Why The Health Insurance Death Spiral Is So Dangerous

Healthcare is expensive in the United States compared to other countries. According to the Peter G. Peterson Foundation, the United States spent 18% of its gross domestic product (GDP) on healthcare — about $4.3 trillion. If you break it down per person, that's $12,900 on average, which is twice what people in other countries pay.

According to eHealth, about 49% of people get their insurance from their employers. That leaves other people to get health insurance through private insurance or public programs such as Medicare, Medicaid, Children's Health Insurance Program (CHIP), or the Affordable Care Act (ACA). Yet 8.5% of people in the United States remain uninsured (via The Commonwealth Fund). People who are uninsured say that health insurance costs too much for them (via Kaiser Family Foundation).

Even though the ACA was intended to offer health insurance for people who couldn't get health insurance from employers, premiums in the ACA marketplace significantly rose in 2017 and 2018. That caused a drop in people enrolling in the ACA, which caused the fear of a death spiral. A death spiral occurs when healthy people drop out of the insurance marketplace, leaving health insurance companies with less money to pay for costlier patients with health conditions. As insurance companies struggle to cover costs, they can drop out of the health insurance marketplace, leaving those with health insurance without coverage (via Milliman). The death spiral can cause death rates to rise among the uninsured.

The biggest fear of a death spiral came in 2017

To increase the number of healthy people in the health insurance pool, the Affordable Care Act required all people in 2014 to either have health insurance or pay a tax penalty, according to a 2020 article in Health Affairs. When efforts to eliminate this mandate began in 2017, health insurance companies in the ACA marketplace began to pull out of the state exchanges, according to The New York Times. The Trump administration also threatened to cut the health insurance subsidies that helped offset the cost of the ACA insurance premiums.

Aetna pulled out of Virginia's exchange in 2018, and Humana intended to pull out altogether. CareFirst in Maryland had planned a 50% increase in 2018 because the individual mandate would be repealed. Anthem had planned to increase its premiums in 2018 by up to 38% in Connecticut, assuming the subsidies would be available. If not, they'd have to hike the prices even more. Anthem expected it would have to serve people with greater healthcare needs. This threatened the future of the ACA and created fears of a death spiral.

Fears of a death spiral in 2017 faded as the U.S. government maintained its subsidies. According to FiveThirtyEight, 83% of people on the health insurance exchange get government subsidies to help pay for their plans. However, the death spiral could affect other groups.

A death spiral could affect small businesses and middle-income people

Although the government subsidies help offset the health insurance premiums offered by the ACA, these subsidies are only available for people with income near the poverty line.

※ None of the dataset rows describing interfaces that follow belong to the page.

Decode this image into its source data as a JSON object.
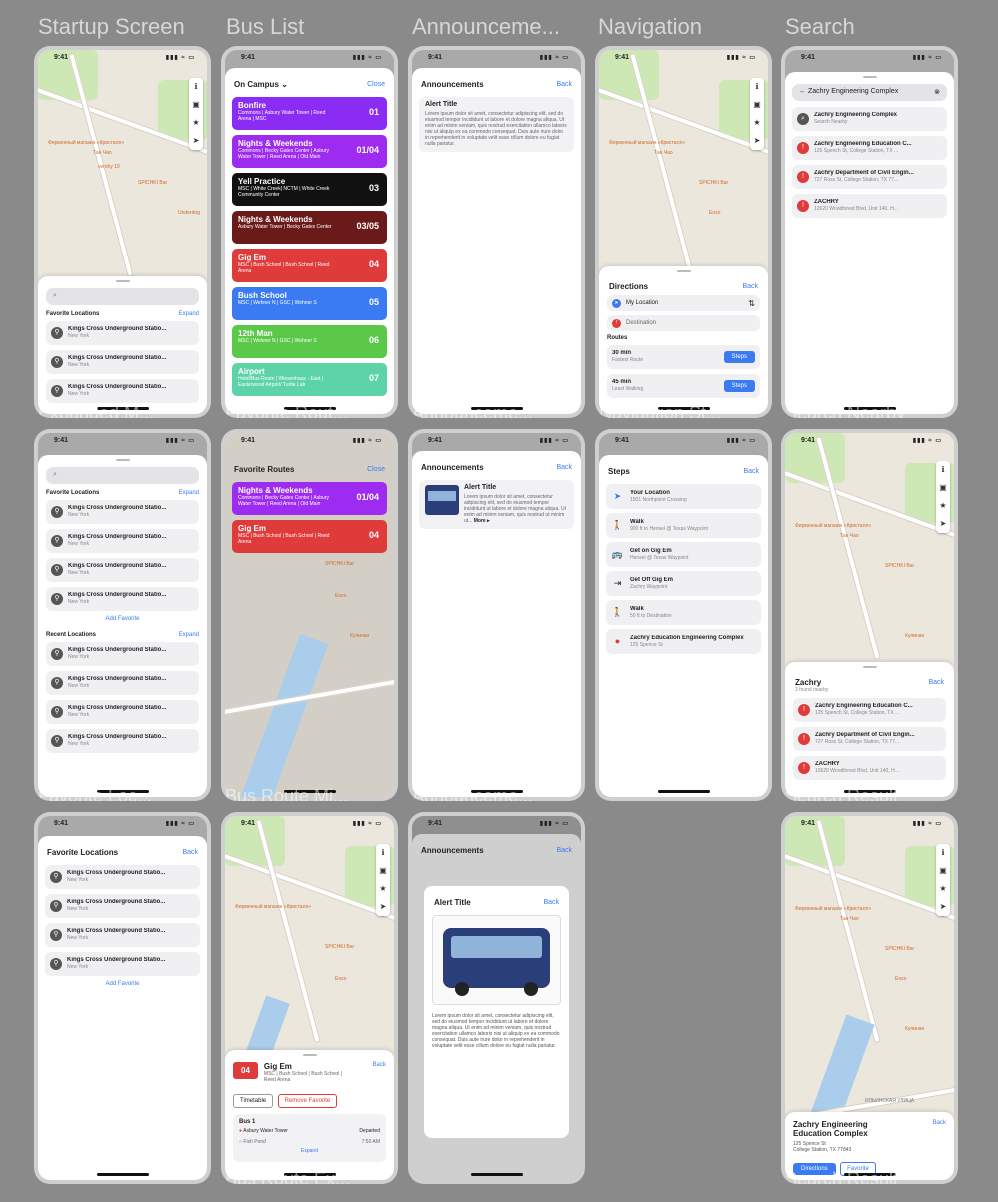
{
  "columns": [
    "Startup Screen",
    "Bus List",
    "Announceme...",
    "Navigation",
    "Search"
  ],
  "status_time": "9:41",
  "status_icons": "▮▮▮ ≈ ▭",
  "map_pois": {
    "poi1": "Фирменный магазин «Кристалл»",
    "poi2": "Тан Чао",
    "poi3": "vershy 19",
    "poi4": "SPICHKI Bar",
    "poi5": "Underdog",
    "poi6": "Enzo",
    "poi7": "Кулинан",
    "street": "ИЛЬИНСКАЯ УЛИЦА"
  },
  "captions": {
    "c1": "Expanded M...",
    "c2": "Favorite Rout...",
    "c3": "Announceme...",
    "c4": "Navigation St...",
    "c5": "Search Nearby",
    "c6": "Favorite Loc...",
    "c7": "Bus Route Mi...",
    "c8": "Announceme...",
    "c9": "Search Result",
    "c10": "Bus Route Ex...",
    "c11": "Search Result"
  },
  "favorites": {
    "label": "Favorite Locations",
    "expand": "Expand",
    "add": "Add Favorite",
    "back": "Back",
    "item_title": "Kings Cross Underground Statio...",
    "item_sub": "New York"
  },
  "recent": {
    "label": "Recent Locations",
    "expand": "Expand"
  },
  "buslist": {
    "title": "On Campus ⌄",
    "close": "Close",
    "fav_title": "Favorite Routes",
    "routes": [
      {
        "name": "Bonfire",
        "stops": "Commons | Asbury Water Tower | Reed Arena | MSC",
        "num": "01",
        "color": "#8b2cf5"
      },
      {
        "name": "Nights & Weekends",
        "stops": "Commons | Becky Gates Center | Asbury Water Tower | Reed Arena | Old Main",
        "num": "01/04",
        "color": "#9d2cf0"
      },
      {
        "name": "Yell Practice",
        "stops": "MSC | White Creek| NCTM | White Creek Community Center",
        "num": "03",
        "color": "#111111"
      },
      {
        "name": "Nights & Weekends",
        "stops": "Asbury Water Tower | Becky Gates Center",
        "num": "03/05",
        "color": "#6b1a1a"
      },
      {
        "name": "Gig Em",
        "stops": "MSC | Bush School | Bush School | Reed Arena",
        "num": "04",
        "color": "#e03b3b"
      },
      {
        "name": "Bush School",
        "stops": "MSC | Wehner N | GSC | Wehner S",
        "num": "05",
        "color": "#3a7bf2"
      },
      {
        "name": "12th Man",
        "stops": "MSC | Wehner N | GSC | Wehner S",
        "num": "06",
        "color": "#5bc84a"
      },
      {
        "name": "Airport",
        "stops": "Hotel/Bus Route | Wiesenhaus - East | Easterwood Airport/ Turtle Lab",
        "num": "07",
        "color": "#5dd3a8"
      }
    ]
  },
  "announce": {
    "title": "Announcements",
    "back": "Back",
    "alert_title": "Alert Title",
    "body": "Lorem ipsum dolor sit amet, consectetur adipiscing elit, sed do eiusmod tempor incididunt ut labore et dolore magna aliqua. Ut enim ad minim veniam, quis nostrud exercitation ullamco laboris nisi ut aliquip ex ea commodo consequat. Duis aute irure dolor in reprehenderit in voluptate velit esse cillum dolore eu fugiat nulla pariatur.",
    "short": "Lorem ipsum dolor sit amet, consectetur adipiscing elit, sed do eiusmod tempor incididunt ut labore et dolore magna aliqua. Ut enim ad minim veniam, quis nostrud ut minim ut...",
    "more": "More ▸"
  },
  "nav": {
    "title": "Directions",
    "back": "Back",
    "my_location": "My Location",
    "destination": "Destination",
    "routes_label": "Routes",
    "r1_time": "30 min",
    "r1_desc": "Fastest Route",
    "r2_time": "45 min",
    "r2_desc": "Least Walking",
    "steps_btn": "Steps"
  },
  "steps": {
    "title": "Steps",
    "back": "Back",
    "items": [
      {
        "t": "Your Location",
        "s": "1501 Northpoint Crossing",
        "i": "➤"
      },
      {
        "t": "Walk",
        "s": "900 ft to Hensel @ Texas Waypoint",
        "i": "🚶"
      },
      {
        "t": "Get on Gig Em",
        "s": "Hensel @ Texas Waypoint",
        "i": "🚌"
      },
      {
        "t": "Get Off Gig Em",
        "s": "Zachry Waypoint",
        "i": "⇥"
      },
      {
        "t": "Walk",
        "s": "50 ft to Destination",
        "i": "🚶"
      },
      {
        "t": "Zachry Education Engineering Complex",
        "s": "125 Spence St",
        "i": "●"
      }
    ]
  },
  "search": {
    "query": "Zachry Engineering Complex",
    "nearby_title": "Zachry Engineering Complex",
    "nearby_sub": "Search Nearby",
    "results": [
      {
        "t": "Zachry Engineering Education C...",
        "s": "125 Spench St, College Station, TX ..."
      },
      {
        "t": "Zachry Department of Civil Engin...",
        "s": "727 Ross St, College Station, TX 77..."
      },
      {
        "t": "ZACHRY",
        "s": "12620 Woodforest Blvd, Unit 140, H..."
      }
    ],
    "result_title": "Zachry",
    "result_sub": "3 found nearby",
    "back": "Back",
    "detail_title": "Zachry Engineering Education Complex",
    "detail_addr1": "125 Spence St",
    "detail_addr2": "College Station, TX 77843",
    "directions": "Directions",
    "favorite": "Favorite"
  },
  "busroute": {
    "num": "04",
    "name": "Gig Em",
    "stops": "MSC | Bush School | Bush School | Reed Arena",
    "back": "Back",
    "timetable": "Timetable",
    "remove": "Remove Favorite",
    "bus": "Bus 1",
    "stop1": "Asbury Water Tower",
    "stop1_status": "Departed",
    "stop2": "Fish Pond",
    "stop2_time": "7:50 AM",
    "expand": "Expand"
  }
}
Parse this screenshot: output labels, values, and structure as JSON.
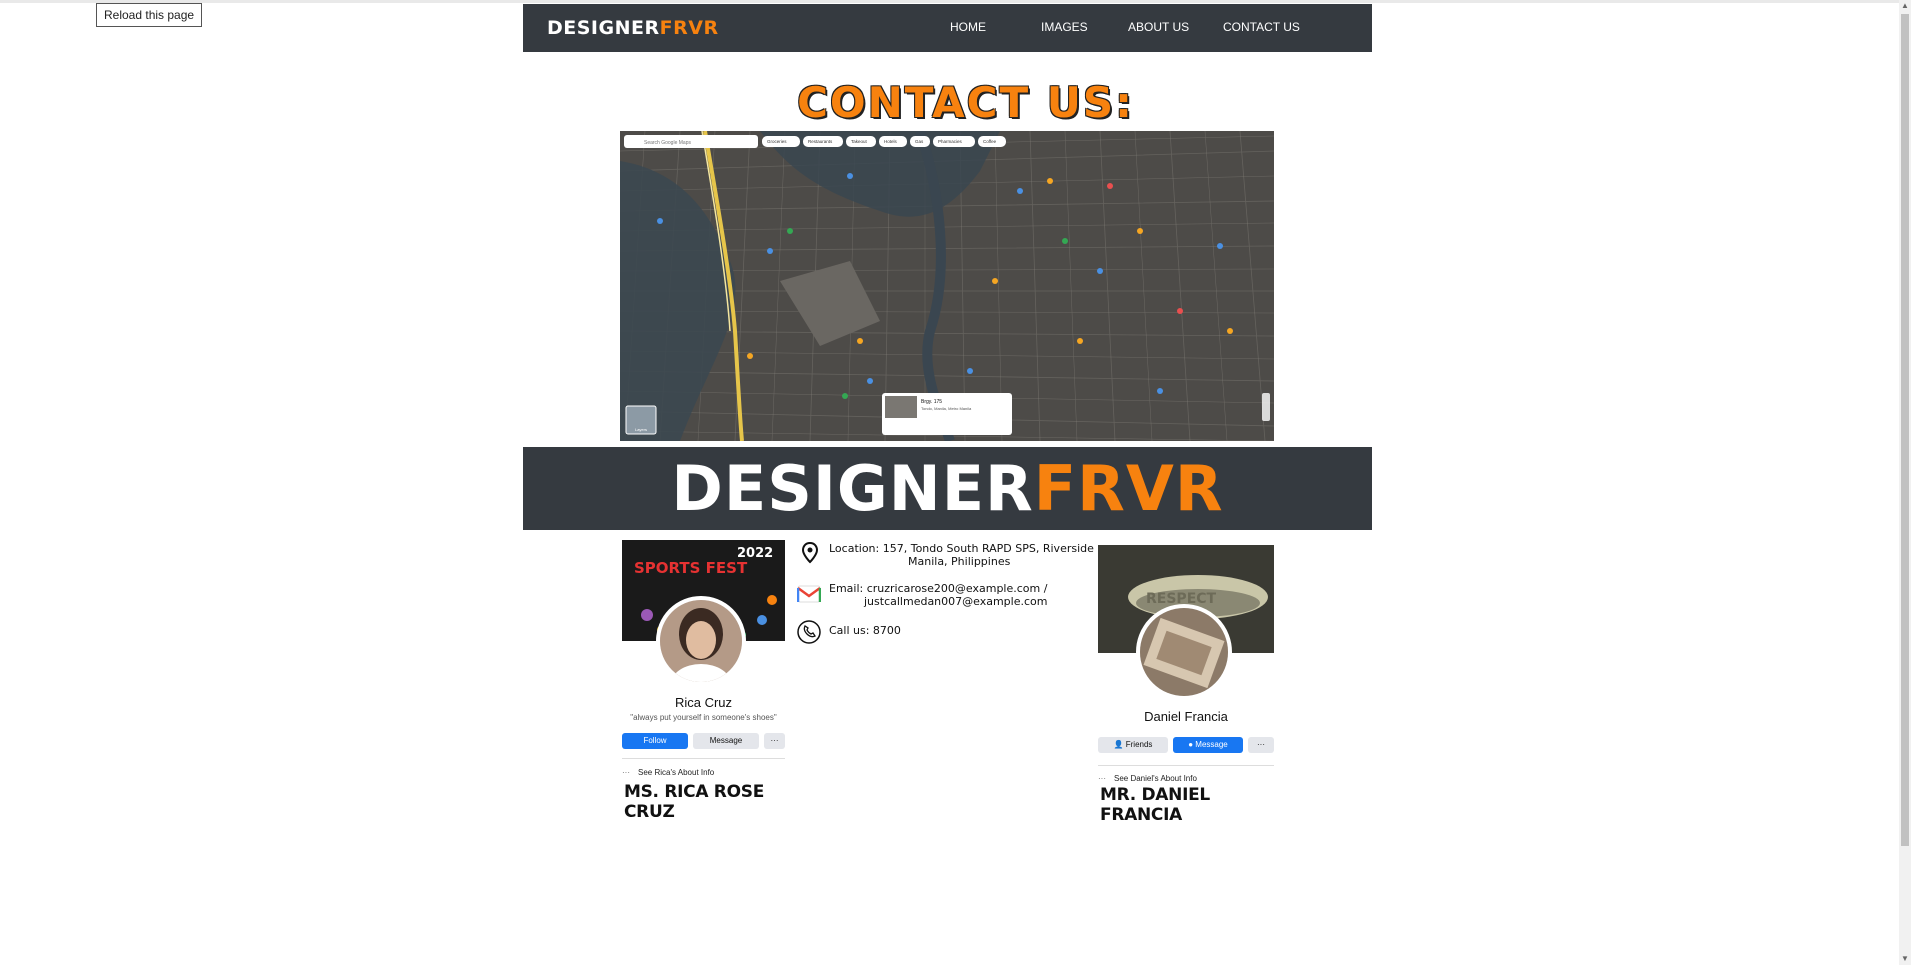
{
  "browser": {
    "reload_label": "Reload this page"
  },
  "nav": {
    "logo_white": "DESIGNER",
    "logo_orange": "FRVR",
    "links": [
      "HOME",
      "IMAGES",
      "ABOUT US",
      "CONTACT US"
    ]
  },
  "page": {
    "title": "CONTACT US:"
  },
  "map": {
    "search_placeholder": "Search Google Maps",
    "chips": [
      "Groceries",
      "Restaurants",
      "Takeout",
      "Hotels",
      "Gas",
      "Pharmacies",
      "Coffee"
    ],
    "place": {
      "name": "Brgy. 175",
      "address": "Tondo, Manila, Metro Manila"
    },
    "layers_label": "Layers"
  },
  "banner": {
    "logo_white": "DESIGNER",
    "logo_orange": "FRVR"
  },
  "contact": {
    "location": [
      "Location: 157, Tondo South RAPD SPS, Riverside",
      "Manila, Philippines"
    ],
    "email": [
      "Email: cruzricarose200@example.com /",
      "justcallmedan007@example.com"
    ],
    "phone": "Call us: 8700"
  },
  "left_card": {
    "cover_year": "2022",
    "cover_title": "SPORTS FEST",
    "name": "Rica Cruz",
    "quote": "\"always put yourself in someone's shoes\"",
    "follow_label": "Follow",
    "message_label": "Message",
    "more_label": "···",
    "about_label": "See Rica's About Info",
    "full_name": "MS. RICA ROSE CRUZ"
  },
  "right_card": {
    "cover_text": "RESPECT",
    "name": "Daniel Francia",
    "friends_label": "Friends",
    "message_label": "Message",
    "more_label": "···",
    "about_label": "See Daniel's About Info",
    "full_name": "MR. DANIEL FRANCIA"
  },
  "colors": {
    "navbar": "#353a40",
    "accent": "#f7820f",
    "fb_blue": "#1877f2"
  }
}
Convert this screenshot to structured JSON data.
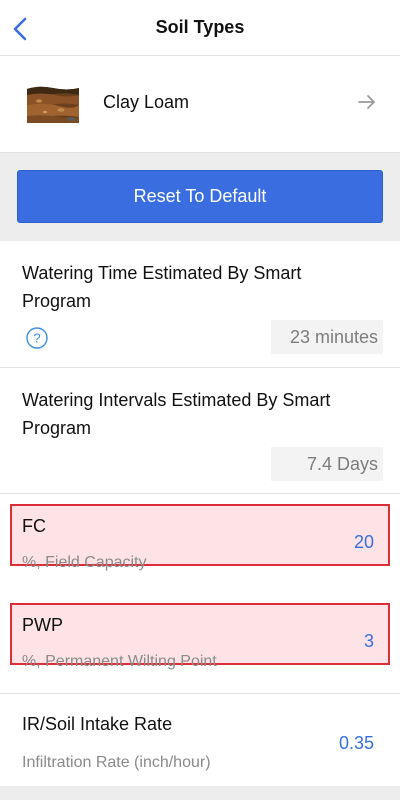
{
  "header": {
    "title": "Soil Types"
  },
  "soil": {
    "name": "Clay Loam"
  },
  "reset_button": {
    "label": "Reset To Default"
  },
  "watering_time": {
    "title": "Watering Time Estimated By Smart Program",
    "value": "23 minutes"
  },
  "watering_intervals": {
    "title": "Watering Intervals Estimated By Smart Program",
    "value": "7.4 Days"
  },
  "fc": {
    "label": "FC",
    "sub": "%, Field Capacity",
    "value": "20"
  },
  "pwp": {
    "label": "PWP",
    "sub": "%, Permanent Wilting Point",
    "value": "3"
  },
  "ir": {
    "label": "IR/Soil Intake Rate",
    "sub": "Infiltration Rate (inch/hour)",
    "value": "0.35"
  },
  "colors": {
    "accent": "#3a6ee0",
    "highlight_border": "#dc2d38",
    "highlight_fill": "#fde3e6"
  }
}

People with higher wages who buy into the exchange don't get subsidies, so they're more likely to suffer from the price increases. It's a death spiral for the middle class because the people with the lowest income get a substantial subsidy, while middle-income families have fewer options for coverage. Even people whose income is two or three times above the poverty line are less likely to obtain health insurance through the ACA exchange, according to FiveThirtyEight.

Small businesses could also face a death spiral as health insurance premiums continue to increase, according to Boston Business Journal. Small businesses struggle to cover the cost of the premiums, which poses a problem because employers can't afford to give their employees wage increases. Rather than participate in group insurance plans through their employer, younger and healthier populations are looking for cheaper alternatives for health insurance. This could make health insurance options unsustainable for small businesses because health insurance companies will need to raise the premiums to cover the cost for the older, unhealthier groups.